> [ASSIGNED TASK]: Each line below needs to be restated word for word.

> [Element data from apps and pages]:
──────────────────────────────

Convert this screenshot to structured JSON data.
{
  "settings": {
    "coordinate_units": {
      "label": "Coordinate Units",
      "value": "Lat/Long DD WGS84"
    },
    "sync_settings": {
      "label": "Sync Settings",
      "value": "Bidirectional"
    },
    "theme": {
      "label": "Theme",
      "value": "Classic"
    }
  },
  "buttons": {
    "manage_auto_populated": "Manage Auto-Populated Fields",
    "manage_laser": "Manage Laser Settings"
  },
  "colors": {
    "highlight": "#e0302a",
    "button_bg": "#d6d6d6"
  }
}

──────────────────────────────

> [ANSWER SPACE]:
Convert this screenshot to structured JSON data.
{
  "settings": {
    "coordinate_units": {
      "label": "Coordinate Units",
      "value": "Lat/Long DD WGS84"
    },
    "sync_settings": {
      "label": "Sync Settings",
      "value": "Bidirectional"
    },
    "theme": {
      "label": "Theme",
      "value": "Classic"
    }
  },
  "buttons": {
    "manage_auto_populated": "Manage Auto-Populated Fields",
    "manage_laser": "Manage Laser Settings"
  },
  "colors": {
    "highlight": "#e0302a",
    "button_bg": "#d6d6d6"
  }
}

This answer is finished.